__WHAT YOU HAVE TO DO__
In this exercise, the data must be written out exactly.

__Data about app and page elements__

________

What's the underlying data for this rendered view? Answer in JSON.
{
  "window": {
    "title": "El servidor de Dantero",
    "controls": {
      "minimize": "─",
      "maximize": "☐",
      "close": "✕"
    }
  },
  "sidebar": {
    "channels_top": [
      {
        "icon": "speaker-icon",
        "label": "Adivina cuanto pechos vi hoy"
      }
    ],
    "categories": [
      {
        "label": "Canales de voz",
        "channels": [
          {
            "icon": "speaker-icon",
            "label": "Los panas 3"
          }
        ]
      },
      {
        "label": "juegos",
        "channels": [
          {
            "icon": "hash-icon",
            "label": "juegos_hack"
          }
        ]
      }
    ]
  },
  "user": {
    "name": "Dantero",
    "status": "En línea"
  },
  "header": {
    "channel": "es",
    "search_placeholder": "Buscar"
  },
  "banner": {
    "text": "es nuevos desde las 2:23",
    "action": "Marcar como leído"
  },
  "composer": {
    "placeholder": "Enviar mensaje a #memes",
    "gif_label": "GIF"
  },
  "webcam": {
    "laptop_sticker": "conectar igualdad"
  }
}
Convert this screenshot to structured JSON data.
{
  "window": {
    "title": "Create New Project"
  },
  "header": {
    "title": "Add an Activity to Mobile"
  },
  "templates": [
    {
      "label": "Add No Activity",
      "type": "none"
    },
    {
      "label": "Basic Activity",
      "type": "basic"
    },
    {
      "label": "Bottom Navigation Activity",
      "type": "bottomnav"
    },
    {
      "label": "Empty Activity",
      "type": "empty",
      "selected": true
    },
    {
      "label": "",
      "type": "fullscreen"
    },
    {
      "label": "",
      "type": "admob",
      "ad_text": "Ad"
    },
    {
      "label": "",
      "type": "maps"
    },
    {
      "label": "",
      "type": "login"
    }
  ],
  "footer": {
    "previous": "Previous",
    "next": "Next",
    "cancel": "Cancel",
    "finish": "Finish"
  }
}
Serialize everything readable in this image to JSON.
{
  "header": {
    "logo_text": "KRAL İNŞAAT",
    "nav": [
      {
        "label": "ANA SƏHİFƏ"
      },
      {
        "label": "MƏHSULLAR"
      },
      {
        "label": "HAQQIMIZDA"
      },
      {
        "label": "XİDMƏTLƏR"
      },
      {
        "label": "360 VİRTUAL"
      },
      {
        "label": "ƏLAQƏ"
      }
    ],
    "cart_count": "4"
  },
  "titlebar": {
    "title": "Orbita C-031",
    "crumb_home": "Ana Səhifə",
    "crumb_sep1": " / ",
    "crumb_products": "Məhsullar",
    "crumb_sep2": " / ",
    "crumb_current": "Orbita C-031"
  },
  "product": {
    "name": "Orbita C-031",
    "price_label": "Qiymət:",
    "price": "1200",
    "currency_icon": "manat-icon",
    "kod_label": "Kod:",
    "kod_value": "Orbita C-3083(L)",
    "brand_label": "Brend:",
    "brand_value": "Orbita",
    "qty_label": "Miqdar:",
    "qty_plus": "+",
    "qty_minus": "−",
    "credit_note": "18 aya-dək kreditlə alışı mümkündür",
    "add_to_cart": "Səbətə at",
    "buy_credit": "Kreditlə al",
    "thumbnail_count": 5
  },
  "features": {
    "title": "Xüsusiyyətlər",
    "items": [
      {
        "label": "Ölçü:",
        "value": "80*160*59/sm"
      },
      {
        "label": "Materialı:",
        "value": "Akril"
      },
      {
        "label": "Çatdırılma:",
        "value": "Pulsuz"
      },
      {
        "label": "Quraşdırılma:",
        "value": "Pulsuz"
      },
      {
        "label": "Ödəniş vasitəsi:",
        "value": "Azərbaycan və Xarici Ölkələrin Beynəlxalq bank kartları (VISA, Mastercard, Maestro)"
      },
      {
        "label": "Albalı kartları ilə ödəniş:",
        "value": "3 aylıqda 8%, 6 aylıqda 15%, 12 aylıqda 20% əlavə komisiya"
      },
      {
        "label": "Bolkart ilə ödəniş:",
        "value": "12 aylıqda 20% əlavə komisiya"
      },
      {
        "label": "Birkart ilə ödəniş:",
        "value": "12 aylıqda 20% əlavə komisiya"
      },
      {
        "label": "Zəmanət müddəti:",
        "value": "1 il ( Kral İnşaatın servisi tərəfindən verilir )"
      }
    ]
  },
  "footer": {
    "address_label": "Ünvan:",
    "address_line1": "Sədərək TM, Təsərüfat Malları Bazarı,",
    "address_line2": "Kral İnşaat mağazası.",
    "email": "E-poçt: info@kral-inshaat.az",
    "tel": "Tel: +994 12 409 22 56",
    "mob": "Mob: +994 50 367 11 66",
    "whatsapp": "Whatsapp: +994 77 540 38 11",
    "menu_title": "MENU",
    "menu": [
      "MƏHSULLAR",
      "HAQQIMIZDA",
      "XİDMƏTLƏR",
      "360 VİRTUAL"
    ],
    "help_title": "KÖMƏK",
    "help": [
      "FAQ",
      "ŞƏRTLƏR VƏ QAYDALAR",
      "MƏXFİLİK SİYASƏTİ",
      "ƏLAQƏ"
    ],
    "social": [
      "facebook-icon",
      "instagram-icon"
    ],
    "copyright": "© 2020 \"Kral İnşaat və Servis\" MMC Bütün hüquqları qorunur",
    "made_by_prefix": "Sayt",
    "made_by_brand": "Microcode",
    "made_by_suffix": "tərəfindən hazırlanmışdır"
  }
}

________

__REPLY__
What's the underlying data for this rendered view? Answer in JSON.
{
  "window": {
    "title": "El servidor de Dantero",
    "controls": {
      "minimize": "─",
      "maximize": "☐",
      "close": "✕"
    }
  },
  "sidebar": {
    "channels_top": [
      {
        "icon": "speaker-icon",
        "label": "Adivina cuanto pechos vi hoy"
      }
    ],
    "categories": [
      {
        "label": "Canales de voz",
        "channels": [
          {
            "icon": "speaker-icon",
            "label": "Los panas 3"
          }
        ]
      },
      {
        "label": "juegos",
        "channels": [
          {
            "icon": "hash-icon",
            "label": "juegos_hack"
          }
        ]
      }
    ]
  },
  "user": {
    "name": "Dantero",
    "status": "En línea"
  },
  "header": {
    "channel": "es",
    "search_placeholder": "Buscar"
  },
  "banner": {
    "text": "es nuevos desde las 2:23",
    "action": "Marcar como leído"
  },
  "composer": {
    "placeholder": "Enviar mensaje a #memes",
    "gif_label": "GIF"
  },
  "webcam": {
    "laptop_sticker": "conectar igualdad"
  }
}
Convert this screenshot to structured JSON data.
{
  "window": {
    "title": "Create New Project"
  },
  "header": {
    "title": "Add an Activity to Mobile"
  },
  "templates": [
    {
      "label": "Add No Activity",
      "type": "none"
    },
    {
      "label": "Basic Activity",
      "type": "basic"
    },
    {
      "label": "Bottom Navigation Activity",
      "type": "bottomnav"
    },
    {
      "label": "Empty Activity",
      "type": "empty",
      "selected": true
    },
    {
      "label": "",
      "type": "fullscreen"
    },
    {
      "label": "",
      "type": "admob",
      "ad_text": "Ad"
    },
    {
      "label": "",
      "type": "maps"
    },
    {
      "label": "",
      "type": "login"
    }
  ],
  "footer": {
    "previous": "Previous",
    "next": "Next",
    "cancel": "Cancel",
    "finish": "Finish"
  }
}
Serialize everything readable in this image to JSON.
{
  "header": {
    "logo_text": "KRAL İNŞAAT",
    "nav": [
      {
        "label": "ANA SƏHİFƏ"
      },
      {
        "label": "MƏHSULLAR"
      },
      {
        "label": "HAQQIMIZDA"
      },
      {
        "label": "XİDMƏTLƏR"
      },
      {
        "label": "360 VİRTUAL"
      },
      {
        "label": "ƏLAQƏ"
      }
    ],
    "cart_count": "4"
  },
  "titlebar": {
    "title": "Orbita C-031",
    "crumb_home": "Ana Səhifə",
    "crumb_sep1": " / ",
    "crumb_products": "Məhsullar",
    "crumb_sep2": " / ",
    "crumb_current": "Orbita C-031"
  },
  "product": {
    "name": "Orbita C-031",
    "price_label": "Qiymət:",
    "price": "1200",
    "currency_icon": "manat-icon",
    "kod_label": "Kod:",
    "kod_value": "Orbita C-3083(L)",
    "brand_label": "Brend:",
    "brand_value": "Orbita",
    "qty_label": "Miqdar:",
    "qty_plus": "+",
    "qty_minus": "−",
    "credit_note": "18 aya-dək kreditlə alışı mümkündür",
    "add_to_cart": "Səbətə at",
    "buy_credit": "Kreditlə al",
    "thumbnail_count": 5
  },
  "features": {
    "title": "Xüsusiyyətlər",
    "items": [
      {
        "label": "Ölçü:",
        "value": "80*160*59/sm"
      },
      {
        "label": "Materialı:",
        "value": "Akril"
      },
      {
        "label": "Çatdırılma:",
        "value": "Pulsuz"
      },
      {
        "label": "Quraşdırılma:",
        "value": "Pulsuz"
      },
      {
        "label": "Ödəniş vasitəsi:",
        "value": "Azərbaycan və Xarici Ölkələrin Beynəlxalq bank kartları (VISA, Mastercard, Maestro)"
      },
      {
        "label": "Albalı kartları ilə ödəniş:",
        "value": "3 aylıqda 8%, 6 aylıqda 15%, 12 aylıqda 20% əlavə komisiya"
      },
      {
        "label": "Bolkart ilə ödəniş:",
        "value": "12 aylıqda 20% əlavə komisiya"
      },
      {
        "label": "Birkart ilə ödəniş:",
        "value": "12 aylıqda 20% əlavə komisiya"
      },
      {
        "label": "Zəmanət müddəti:",
        "value": "1 il ( Kral İnşaatın servisi tərəfindən verilir )"
      }
    ]
  },
  "footer": {
    "address_label": "Ünvan:",
    "address_line1": "Sədərək TM, Təsərüfat Malları Bazarı,",
    "address_line2": "Kral İnşaat mağazası.",
    "email": "E-poçt: info@kral-inshaat.az",
    "tel": "Tel: +994 12 409 22 56",
    "mob": "Mob: +994 50 367 11 66",
    "whatsapp": "Whatsapp: +994 77 540 38 11",
    "menu_title": "MENU",
    "menu": [
      "MƏHSULLAR",
      "HAQQIMIZDA",
      "XİDMƏTLƏR",
      "360 VİRTUAL"
    ],
    "help_title": "KÖMƏK",
    "help": [
      "FAQ",
      "ŞƏRTLƏR VƏ QAYDALAR",
      "MƏXFİLİK SİYASƏTİ",
      "ƏLAQƏ"
    ],
    "social": [
      "facebook-icon",
      "instagram-icon"
    ],
    "copyright": "© 2020 \"Kral İnşaat və Servis\" MMC Bütün hüquqları qorunur",
    "made_by_prefix": "Sayt",
    "made_by_brand": "Microcode",
    "made_by_suffix": "tərəfindən hazırlanmışdır"
  }
}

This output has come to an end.